(Saved data entries)
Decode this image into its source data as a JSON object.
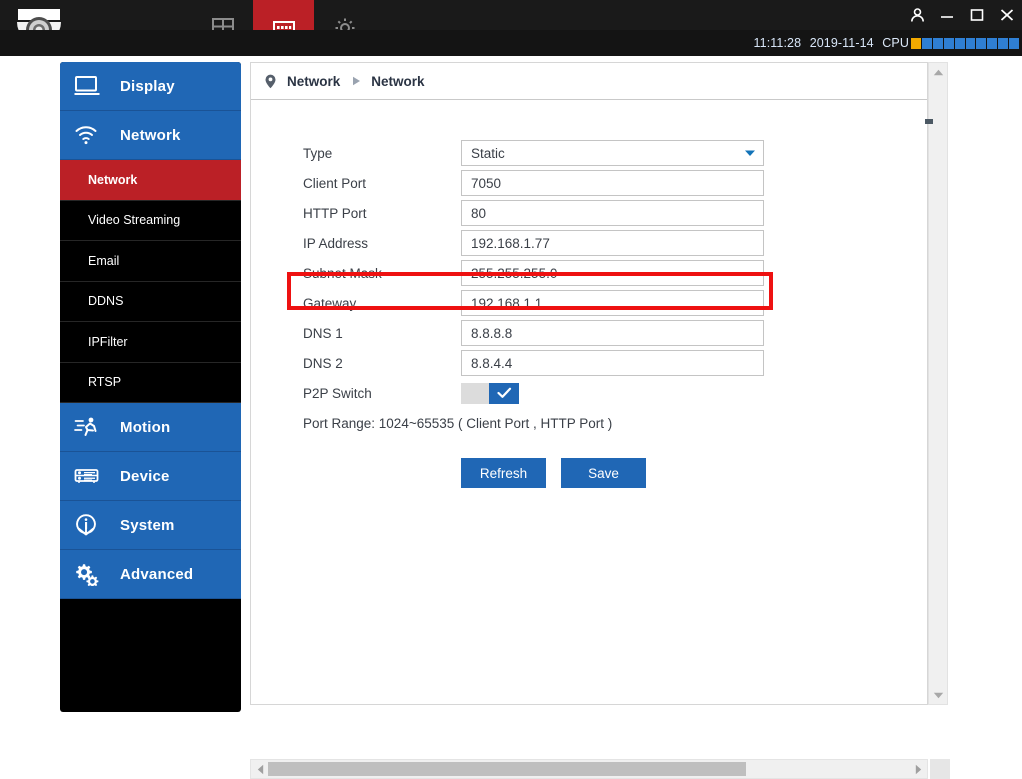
{
  "titlebar": {
    "logo_icon": "dome-camera-icon",
    "tabs": [
      {
        "id": "layout",
        "icon": "grid-layout-icon",
        "active": false
      },
      {
        "id": "playback",
        "icon": "device-panel-icon",
        "active": true
      },
      {
        "id": "settings",
        "icon": "gear-icon",
        "active": false
      }
    ],
    "window_controls": [
      {
        "id": "user",
        "icon": "user-icon"
      },
      {
        "id": "minimize",
        "icon": "minimize-icon"
      },
      {
        "id": "maximize",
        "icon": "maximize-icon"
      },
      {
        "id": "close",
        "icon": "close-icon"
      }
    ]
  },
  "statusbar": {
    "time": "11:11:28",
    "date": "2019-11-14",
    "cpu_label": "CPU",
    "cpu_bars_total": 10,
    "cpu_bars_warn": 1,
    "cpu_warn_color": "#f2a900",
    "cpu_bar_color": "#2f7fd4"
  },
  "sidebar": {
    "groups": [
      {
        "label": "Display",
        "icon": "monitor-icon",
        "active": false,
        "children": []
      },
      {
        "label": "Network",
        "icon": "wifi-icon",
        "active": true,
        "children": [
          {
            "label": "Network",
            "active": true
          },
          {
            "label": "Video Streaming",
            "active": false
          },
          {
            "label": "Email",
            "active": false
          },
          {
            "label": "DDNS",
            "active": false
          },
          {
            "label": "IPFilter",
            "active": false
          },
          {
            "label": "RTSP",
            "active": false
          }
        ]
      },
      {
        "label": "Motion",
        "icon": "running-person-icon",
        "active": false,
        "children": []
      },
      {
        "label": "Device",
        "icon": "server-rack-icon",
        "active": false,
        "children": []
      },
      {
        "label": "System",
        "icon": "info-pin-icon",
        "active": false,
        "children": []
      },
      {
        "label": "Advanced",
        "icon": "gears-icon",
        "active": false,
        "children": []
      }
    ]
  },
  "content": {
    "breadcrumb": {
      "pin_icon": "location-pin-icon",
      "separator_icon": "triangle-right-icon",
      "first": "Network",
      "second": "Network"
    },
    "form": {
      "type": {
        "label": "Type",
        "value": "Static",
        "caret_icon": "chevron-down-icon"
      },
      "client_port": {
        "label": "Client Port",
        "value": "7050"
      },
      "http_port": {
        "label": "HTTP Port",
        "value": "80"
      },
      "ip_address": {
        "label": "IP Address",
        "value": "192.168.1.77"
      },
      "subnet_mask": {
        "label": "Subnet Mask",
        "value": "255.255.255.0"
      },
      "gateway": {
        "label": "Gateway",
        "value": "192.168.1.1"
      },
      "dns1": {
        "label": "DNS 1",
        "value": "8.8.8.8"
      },
      "dns2": {
        "label": "DNS 2",
        "value": "8.8.4.4"
      },
      "p2p_switch": {
        "label": "P2P Switch",
        "state": "on",
        "check_icon": "check-icon"
      },
      "port_range_note": "Port Range: 1024~65535 ( Client Port , HTTP Port )"
    },
    "buttons": {
      "refresh": "Refresh",
      "save": "Save"
    }
  },
  "annotation": {
    "target": "ip-address-row",
    "color": "#ee1111"
  },
  "scrollbars": {
    "vertical": {
      "up_icon": "triangle-up-icon",
      "down_icon": "triangle-down-icon"
    },
    "horizontal": {
      "left_icon": "triangle-left-icon",
      "right_icon": "triangle-right-icon"
    }
  },
  "theme": {
    "accent_blue": "#2067b5",
    "accent_red": "#bb2026",
    "titlebar_bg": "#1a1a1a",
    "sidebar_bg": "#000000"
  }
}
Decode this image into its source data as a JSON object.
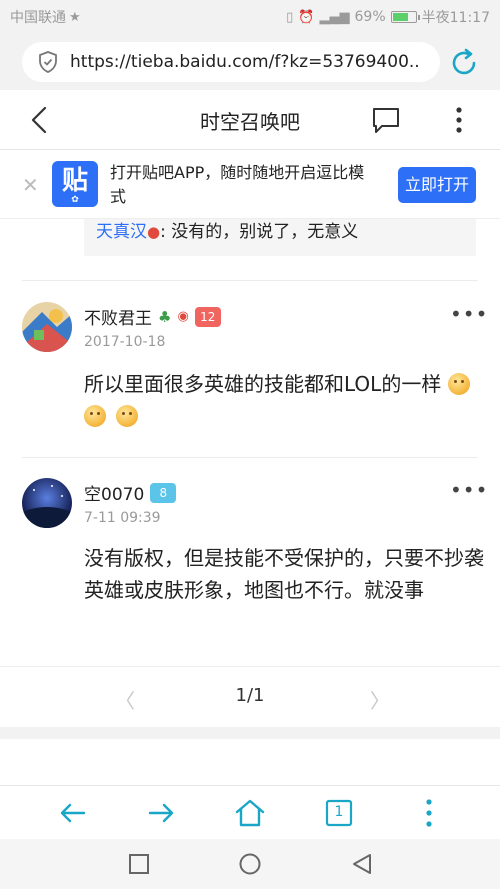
{
  "status_bar": {
    "carrier": "中国联通",
    "battery": "69%",
    "time": "半夜11:17",
    "battery_level": 0.69
  },
  "browser": {
    "url": "https://tieba.baidu.com/f?kz=53769400..."
  },
  "header": {
    "title": "时空召唤吧"
  },
  "banner": {
    "logo_text": "贴",
    "text": "打开贴吧APP，随时随地开启逗比模式",
    "open_button": "立即打开"
  },
  "quote": {
    "name": "天真汉",
    "text": ": 没有的，别说了，无意义"
  },
  "posts": [
    {
      "username": "不败君王",
      "level": "12",
      "date": "2017-10-18",
      "body": "所以里面很多英雄的技能都和LOL的一样",
      "level_color": "#f0655f"
    },
    {
      "username": "空0070",
      "level": "8",
      "date": "7-11 09:39",
      "body": "没有版权，但是技能不受保护的，只要不抄袭英雄或皮肤形象，地图也不行。就没事",
      "level_color": "#5bc4e8"
    }
  ],
  "pagination": {
    "page": "1/1"
  },
  "toolbar": {
    "tab_count": "1",
    "accent_color": "#1aa6c7"
  }
}
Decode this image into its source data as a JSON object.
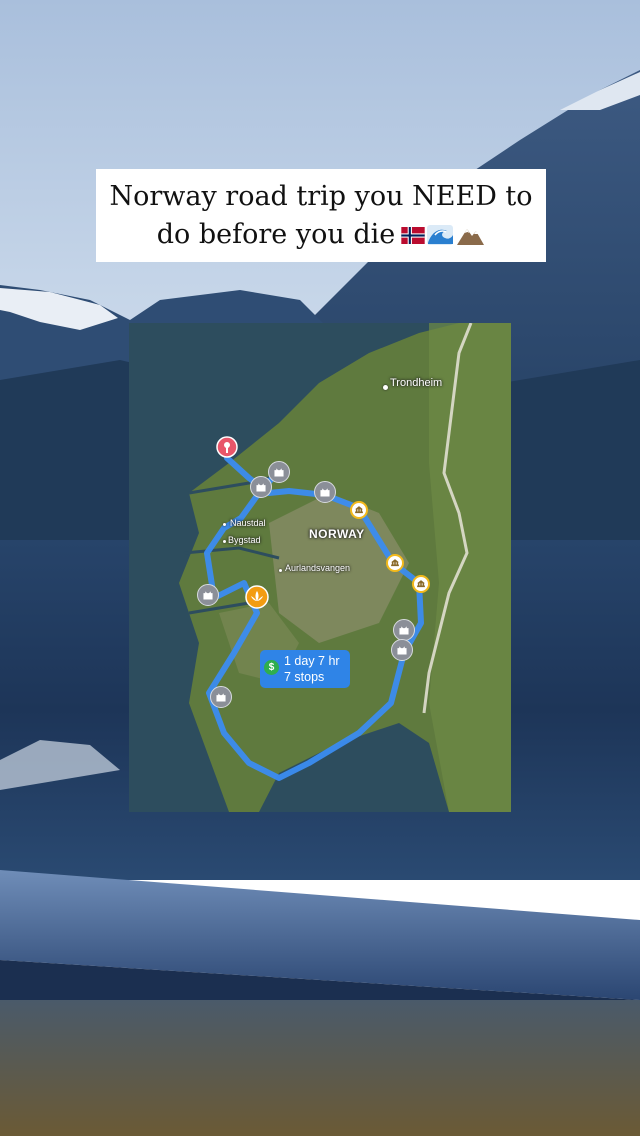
{
  "caption": {
    "line1": "Norway road trip you NEED to",
    "line2": "do before you die"
  },
  "icons": [
    "norway-flag-icon",
    "wave-icon",
    "mountain-icon",
    "pin-icon",
    "castle-icon",
    "lotus-icon",
    "museum-icon",
    "money-icon"
  ],
  "map": {
    "labels": {
      "trondheim": "Trondheim",
      "naustdal": "Naustdal",
      "bygstad": "Bygstad",
      "norway": "NORWAY",
      "aurlandsvangen": "Aurlandsvangen"
    },
    "route": {
      "duration": "1 day 7 hr",
      "stops": "7 stops",
      "currency_symbol": "$"
    }
  },
  "colors": {
    "route": "#3b8cf0",
    "pin": "#e8566a",
    "lotus": "#f39c12",
    "caption_bg": "#ffffff"
  }
}
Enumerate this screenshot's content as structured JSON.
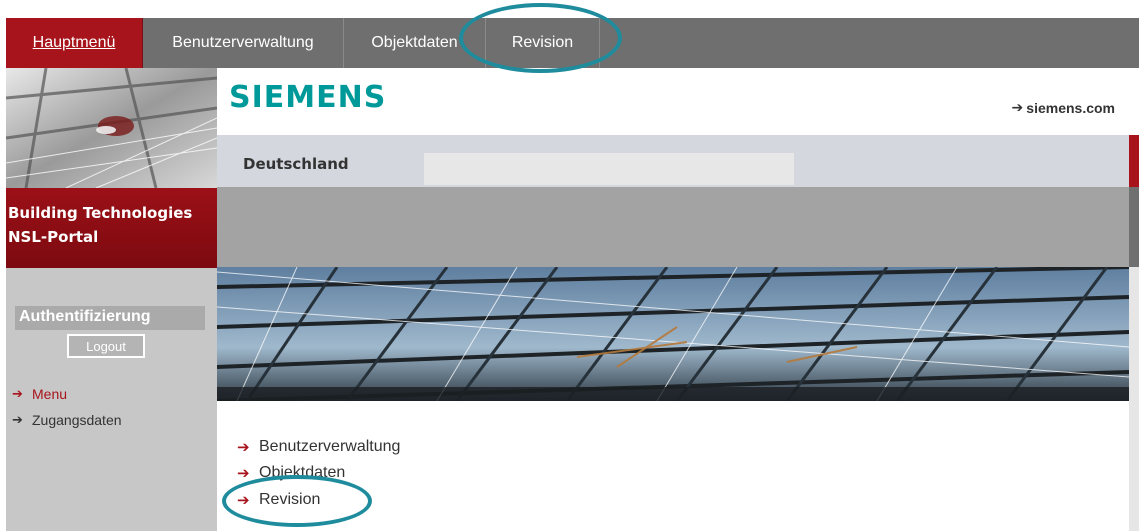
{
  "top_nav": {
    "tabs": [
      {
        "label": "Hauptmenü",
        "active": true
      },
      {
        "label": "Benutzerverwaltung",
        "active": false
      },
      {
        "label": "Objektdaten",
        "active": false
      },
      {
        "label": "Revision",
        "active": false
      }
    ]
  },
  "sidebar": {
    "brand_line1": "Building Technologies",
    "brand_line2": "NSL-Portal",
    "auth_title": "Authentifizierung",
    "logout_label": "Logout",
    "nav_items": [
      {
        "label": "Menu",
        "active": true
      },
      {
        "label": "Zugangsdaten",
        "active": false
      }
    ]
  },
  "header": {
    "logo_text": "SIEMENS",
    "site_link": "siemens.com",
    "country": "Deutschland"
  },
  "main": {
    "links": [
      "Benutzerverwaltung",
      "Objektdaten",
      "Revision"
    ]
  },
  "colors": {
    "accent_red": "#a8141c",
    "siemens_teal": "#009999",
    "annotation": "#1f8c9e"
  }
}
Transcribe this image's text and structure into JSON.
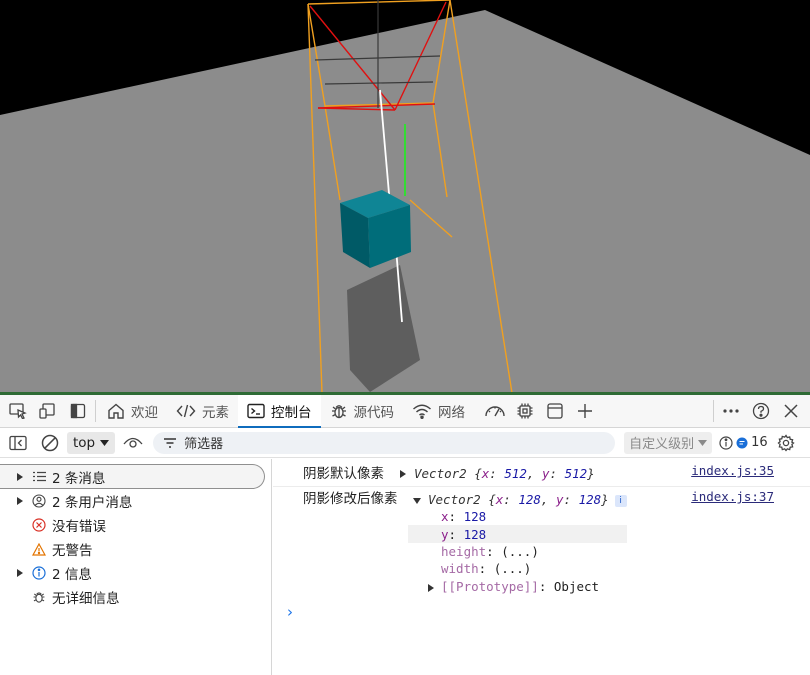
{
  "devtools": {
    "tabs": [
      {
        "label": "欢迎",
        "icon": "home-icon"
      },
      {
        "label": "元素",
        "icon": "code-icon"
      },
      {
        "label": "控制台",
        "icon": "console-icon",
        "active": true
      },
      {
        "label": "源代码",
        "icon": "bug-icon"
      },
      {
        "label": "网络",
        "icon": "wifi-icon"
      }
    ],
    "more_icons": [
      "performance-icon",
      "memory-icon",
      "application-icon",
      "plus-icon"
    ],
    "right_icons": [
      "more-icon",
      "help-icon",
      "close-icon"
    ]
  },
  "toolbar": {
    "context": "top",
    "filter_placeholder": "筛选器",
    "level": "自定义级别",
    "issues_count": "16"
  },
  "sidebar": {
    "items": [
      {
        "label": "2 条消息",
        "icon": "list-icon",
        "expandable": true,
        "selected": true
      },
      {
        "label": "2 条用户消息",
        "icon": "user-icon",
        "expandable": true
      },
      {
        "label": "没有错误",
        "icon": "error-icon",
        "expandable": false
      },
      {
        "label": "无警告",
        "icon": "warning-icon",
        "expandable": false
      },
      {
        "label": "2 信息",
        "icon": "info-icon",
        "expandable": true
      },
      {
        "label": "无详细信息",
        "icon": "bug-icon",
        "expandable": false
      }
    ]
  },
  "console": {
    "entries": [
      {
        "message": "阴影默认像素",
        "object": "Vector2 {x: 512, y: 512}",
        "type": "Vector2",
        "x": "512",
        "y": "512",
        "source": "index.js:35"
      },
      {
        "message": "阴影修改后像素",
        "object": "Vector2 {x: 128, y: 128}",
        "type": "Vector2",
        "x": "128",
        "y": "128",
        "source": "index.js:37",
        "properties": [
          {
            "key": "x",
            "value": "128"
          },
          {
            "key": "y",
            "value": "128"
          },
          {
            "key": "height",
            "value": "(...)"
          },
          {
            "key": "width",
            "value": "(...)"
          },
          {
            "key": "[[Prototype]]",
            "value": "Object"
          }
        ]
      }
    ],
    "prompt": "›"
  },
  "colors": {
    "accent": "#0f6cbd",
    "viewport_border": "#2e6b35",
    "ground": "#8c8c8c",
    "cube": "#006d7a"
  }
}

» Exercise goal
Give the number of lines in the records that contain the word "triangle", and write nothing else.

» Your solution
5